I'm looking for video games that I could read aloud and describe as I play so that one of my friends who is blind could participate. We would be doing this over Skype. Ideally, we'd like games with multiple choices and decisions that affect the gameplay or story, less linear games and fairly complicated gameplay. We wouldn't want anything in real time, anything that requires coordination or games where the visuals are essential. [more inside]
What video games might I like? Difficulty level: very picky. [more inside]
Recommend me my next favorite RPG! [more inside]
History of Games 101. I need to learn more about the history of gaming. Ideally getting a solid overview of the continuum of ancient games such as dice, chess and Go, all the way up through present day video games. Please recommend some books for me. [more inside]
What video games take place on multiple (but finite/not many) two-dimensional planes? [more inside]
When we left our heroine, it was 2002 and she was an avid JRPG player, wise in the ways of the spiky haired menu-based combatants. She returns, older if not wiser, to do battle again, in--okay, wait, what are all these games, and why do they expect me to know how to play them already?
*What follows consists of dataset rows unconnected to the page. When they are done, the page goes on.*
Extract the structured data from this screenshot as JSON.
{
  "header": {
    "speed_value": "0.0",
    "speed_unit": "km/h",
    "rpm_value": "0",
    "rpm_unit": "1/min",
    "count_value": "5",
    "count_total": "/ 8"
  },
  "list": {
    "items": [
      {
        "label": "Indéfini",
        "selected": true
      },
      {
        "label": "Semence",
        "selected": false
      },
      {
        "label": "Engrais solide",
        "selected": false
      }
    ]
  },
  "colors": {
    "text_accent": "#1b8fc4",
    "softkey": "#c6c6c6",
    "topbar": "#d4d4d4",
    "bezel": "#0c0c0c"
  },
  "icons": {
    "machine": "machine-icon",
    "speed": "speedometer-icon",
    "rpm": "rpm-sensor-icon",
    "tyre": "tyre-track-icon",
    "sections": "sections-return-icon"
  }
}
Help me find some training wheels, experienced gamer-types. [more inside]
I've been a long-time fan of the Myst series, but up until recently with Fez I didn't realize how much I missed atmospheric games based heavily on exploration and worldbuilding-type puzzles. Can anyone recommend more? [more inside]
Can you tell me which games for either the NES, SNES, or Genesis (or their contemporaries) had the visual appearance of your character change logically when you got a new item? I'm not looking for something like Final Fantasy I, where the appearance changes due to an event, but you otherwise look the same, no matter which armor you have on; I'm looking for games like Metroid, where Samus's Power Suit and Varia Suit are different armors, and your character looks different as a result. Not looking for examples from later-gen systems such as Playstation onward, which seem much more likely to do this.
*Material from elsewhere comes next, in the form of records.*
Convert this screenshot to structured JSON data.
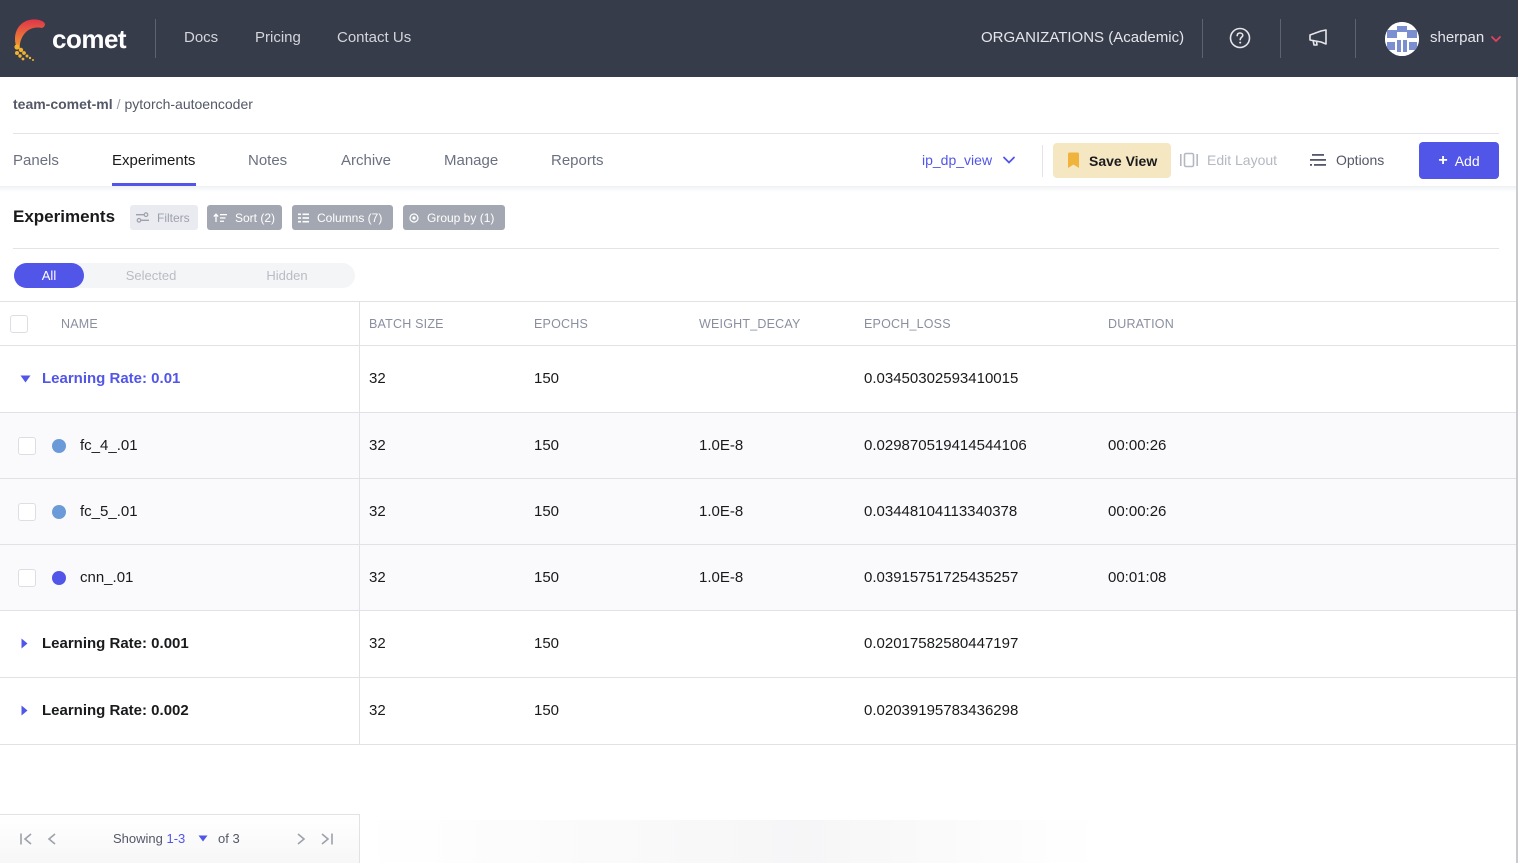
{
  "topnav": {
    "brand": "comet",
    "links": [
      "Docs",
      "Pricing",
      "Contact Us"
    ],
    "organization": "ORGANIZATIONS (Academic)",
    "username": "sherpan",
    "icons": [
      "help-icon",
      "announcement-icon",
      "chevron-down-icon"
    ]
  },
  "breadcrumb": {
    "workspace": "team-comet-ml",
    "separator": "/",
    "project": "pytorch-autoencoder"
  },
  "tabs": [
    {
      "label": "Panels",
      "active": false
    },
    {
      "label": "Experiments",
      "active": true
    },
    {
      "label": "Notes",
      "active": false
    },
    {
      "label": "Archive",
      "active": false
    },
    {
      "label": "Manage",
      "active": false
    },
    {
      "label": "Reports",
      "active": false
    }
  ],
  "toolbar": {
    "view_name": "ip_dp_view",
    "save_view": "Save View",
    "edit_layout": "Edit Layout",
    "options": "Options",
    "add": "Add"
  },
  "experiments": {
    "title": "Experiments",
    "chips": {
      "filters": "Filters",
      "sort": "Sort (2)",
      "columns": "Columns (7)",
      "group_by": "Group by (1)"
    },
    "segments": [
      "All",
      "Selected",
      "Hidden"
    ],
    "active_segment": "All"
  },
  "table": {
    "columns": [
      "NAME",
      "BATCH SIZE",
      "EPOCHS",
      "WEIGHT_DECAY",
      "EPOCH_LOSS",
      "DURATION"
    ],
    "rows": [
      {
        "type": "group",
        "expanded": true,
        "name": "Learning Rate: 0.01",
        "batch_size": "32",
        "epochs": "150",
        "weight_decay": "",
        "epoch_loss": "0.03450302593410015",
        "duration": ""
      },
      {
        "type": "experiment",
        "name": "fc_4_.01",
        "color": "#6a9bd8",
        "batch_size": "32",
        "epochs": "150",
        "weight_decay": "1.0E-8",
        "epoch_loss": "0.029870519414544106",
        "duration": "00:00:26"
      },
      {
        "type": "experiment",
        "name": "fc_5_.01",
        "color": "#6a9bd8",
        "batch_size": "32",
        "epochs": "150",
        "weight_decay": "1.0E-8",
        "epoch_loss": "0.03448104113340378",
        "duration": "00:00:26"
      },
      {
        "type": "experiment",
        "name": "cnn_.01",
        "color": "#5155e8",
        "batch_size": "32",
        "epochs": "150",
        "weight_decay": "1.0E-8",
        "epoch_loss": "0.03915751725435257",
        "duration": "00:01:08"
      },
      {
        "type": "group",
        "expanded": false,
        "name": "Learning Rate: 0.001",
        "batch_size": "32",
        "epochs": "150",
        "weight_decay": "",
        "epoch_loss": "0.02017582580447197",
        "duration": ""
      },
      {
        "type": "group",
        "expanded": false,
        "name": "Learning Rate: 0.002",
        "batch_size": "32",
        "epochs": "150",
        "weight_decay": "",
        "epoch_loss": "0.02039195783436298",
        "duration": ""
      }
    ]
  },
  "pagination": {
    "showing_label": "Showing",
    "range": "1-3",
    "of_label": "of 3"
  },
  "colors": {
    "accent": "#5155e8",
    "topbar": "#373c4b",
    "save_view_bg": "#f6e7c3"
  }
}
I plan to spend 2 weeks in the west coast to one day move there. I am hoping to travel to various cities and explore video game related places. I want to network and talk to people from all video game walks of life, from indie developers to touring game studios. What places should I visit? What studios does tours? I was planning to tour around late June, but should I center it around PAX Prime?
I need help finding a 2D game about running a restaurant- and it involved a lot of mini-games and menial tasks. Very simple graphics, too. [more inside]